In Atlanta, rescuers sought help from a friendly vet tech, one of many. The lowest-paid of veterinary office workers, techs collect urine and fecal samples, draw blood, work brutal hours, tend to sick animals overnight, and are often the most fervent animal lovers in a practice. (Many vets help rescued animals when they can. Rescuers are savvy about figuring out which vets waive or reduce fees for needy animals.)
The Atlanta tech treated Fly's rope-burn sores. Fly received medication for worms and fleas, and shots for rabies and distemper. A non-profit mobile veterinary service agreed to spay her for a rock-bottom $60.
A different transporter picked her up for the trek north to Charleston. Dog rescuers often know one another, sleep in their cars or on volunteers' sofas and guest beds, and hand off their charges in parks, fast food parking lots, malls, and motel parking lots. Another rescue specialist, known as a "fosterer," would keep Fly in her Charleston home for a couple of weeks, to settle her down, watch for health and behavioral problems, and evaluate her needs. Professional rescue groups never adopt out an aggressive or sick dog. Some of the smaller, amateur groups aren't as careful.
Constant travel can be traumatic for a dog, especially one who's never lived in a house or traveled in a car, but border collies like keeping busy. The canine underground railroad almost seemed fun for Fly, lots of things to see, an exciting turn in life devoid of activity. She was anxious, but she also enjoyed the treats, the attention, and the opportunity to chase balls and Frisbees. Nobody yelled at her. On the contrary, everybody loved her.
At each stop, messages describing her health and moods, the things that made her anxious, what she liked and what she didn't, and which diet was appropriate were posted online. A growing library on Fly was being assembled daily for her rescuers and, eventually, her new owner. Meanwhile, "re-homers" were grilling potential adopters, making sure the next home was the right one.
Fly was being reborn. Soon she would probably even get a new name. Patsy checked back with her friends in Florida. The farmer had not reported the dog missing to the police or local animal authorities. He seemed fine with the idea that she was gone, and he would never hear another word about her.
There is no universal pattern to the movement of rescued dogs, but many dogs move from the South to the Northeast. Spaying and neutering laws are reducing the number of adoptable dogs in cities like Boston and New York, and ideas about neutering and animal abuse are different in some parts of the rural South, say rescuers. There are more potential dog lovers with money in the North.

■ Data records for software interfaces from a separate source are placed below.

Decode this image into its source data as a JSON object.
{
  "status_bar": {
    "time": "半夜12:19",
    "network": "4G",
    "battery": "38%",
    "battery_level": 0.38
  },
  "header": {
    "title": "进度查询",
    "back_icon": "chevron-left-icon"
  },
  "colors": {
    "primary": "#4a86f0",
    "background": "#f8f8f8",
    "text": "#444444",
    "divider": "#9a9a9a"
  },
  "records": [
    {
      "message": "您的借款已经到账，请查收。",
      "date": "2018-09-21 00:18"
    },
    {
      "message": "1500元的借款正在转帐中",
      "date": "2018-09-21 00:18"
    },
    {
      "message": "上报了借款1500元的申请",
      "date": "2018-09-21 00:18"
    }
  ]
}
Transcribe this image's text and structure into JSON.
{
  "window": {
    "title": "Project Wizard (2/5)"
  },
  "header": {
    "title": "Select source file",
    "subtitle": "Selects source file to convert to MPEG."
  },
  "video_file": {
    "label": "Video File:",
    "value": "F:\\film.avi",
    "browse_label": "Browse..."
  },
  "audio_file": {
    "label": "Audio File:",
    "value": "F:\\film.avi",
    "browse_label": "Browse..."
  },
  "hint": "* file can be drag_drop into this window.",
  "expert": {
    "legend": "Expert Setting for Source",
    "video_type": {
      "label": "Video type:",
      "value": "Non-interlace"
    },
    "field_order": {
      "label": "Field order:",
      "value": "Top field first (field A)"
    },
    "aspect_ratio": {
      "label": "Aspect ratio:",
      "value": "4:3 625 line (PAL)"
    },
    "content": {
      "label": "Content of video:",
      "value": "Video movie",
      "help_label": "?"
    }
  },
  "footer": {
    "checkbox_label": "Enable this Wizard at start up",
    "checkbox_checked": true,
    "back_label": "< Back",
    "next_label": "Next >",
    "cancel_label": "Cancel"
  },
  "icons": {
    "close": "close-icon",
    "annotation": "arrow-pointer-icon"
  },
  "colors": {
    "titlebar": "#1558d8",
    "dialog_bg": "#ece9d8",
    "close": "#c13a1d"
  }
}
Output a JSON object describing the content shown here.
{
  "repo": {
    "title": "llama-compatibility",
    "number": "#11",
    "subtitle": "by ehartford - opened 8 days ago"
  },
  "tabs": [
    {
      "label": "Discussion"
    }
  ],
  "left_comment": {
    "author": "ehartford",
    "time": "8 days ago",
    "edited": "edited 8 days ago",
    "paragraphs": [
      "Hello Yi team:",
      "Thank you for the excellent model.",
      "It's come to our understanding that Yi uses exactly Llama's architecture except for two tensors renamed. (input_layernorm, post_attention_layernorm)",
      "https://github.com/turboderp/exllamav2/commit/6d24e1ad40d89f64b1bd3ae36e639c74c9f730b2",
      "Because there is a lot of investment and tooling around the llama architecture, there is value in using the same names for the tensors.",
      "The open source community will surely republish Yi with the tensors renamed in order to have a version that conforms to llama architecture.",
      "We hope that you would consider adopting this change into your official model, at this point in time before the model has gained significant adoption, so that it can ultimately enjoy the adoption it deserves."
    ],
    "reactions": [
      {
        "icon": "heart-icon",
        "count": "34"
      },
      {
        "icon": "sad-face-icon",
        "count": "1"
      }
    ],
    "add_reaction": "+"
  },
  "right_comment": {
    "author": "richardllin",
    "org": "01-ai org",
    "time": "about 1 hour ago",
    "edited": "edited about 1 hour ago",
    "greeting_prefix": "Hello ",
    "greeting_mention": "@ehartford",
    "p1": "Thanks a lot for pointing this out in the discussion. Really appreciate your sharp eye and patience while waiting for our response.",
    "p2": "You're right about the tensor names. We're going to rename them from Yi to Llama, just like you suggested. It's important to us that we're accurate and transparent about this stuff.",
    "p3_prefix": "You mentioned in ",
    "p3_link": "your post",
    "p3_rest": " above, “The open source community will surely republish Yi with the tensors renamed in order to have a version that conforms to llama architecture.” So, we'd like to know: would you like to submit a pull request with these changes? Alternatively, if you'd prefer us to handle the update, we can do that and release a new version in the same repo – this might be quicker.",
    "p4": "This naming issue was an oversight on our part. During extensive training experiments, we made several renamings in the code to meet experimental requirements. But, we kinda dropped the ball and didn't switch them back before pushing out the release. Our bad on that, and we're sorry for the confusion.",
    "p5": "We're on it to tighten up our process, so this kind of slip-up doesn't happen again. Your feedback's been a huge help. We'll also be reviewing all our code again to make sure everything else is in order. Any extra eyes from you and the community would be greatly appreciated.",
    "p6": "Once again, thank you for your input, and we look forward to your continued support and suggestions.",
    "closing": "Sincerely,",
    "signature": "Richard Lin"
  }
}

It's easy to see why dog rescue is a mushrooming culture. Turning a troubled person's life around is difficult, but rescuers with commitment and time and a few dollars can radically alter the fate of a dog. And there are millions of dogs—nearly 10 million in the shelter system, many others mistreated in private homes—in need of rescuing. We will not run out anytime soon. The fact that so many thousands of people devote themselves to this effort raises some important questions about our society's priorities, but there's no doubt it will continue.
Dog rescue remains a gamble, of course. For all the good will, hard work, and noble motivation, nobody can really predict with certainty how a traumatized, dislocated dog will respond in a new environment.
I will find out soon. Fly is doing nicely, I'm advised. She will arrive at her new home—my farm—later this month.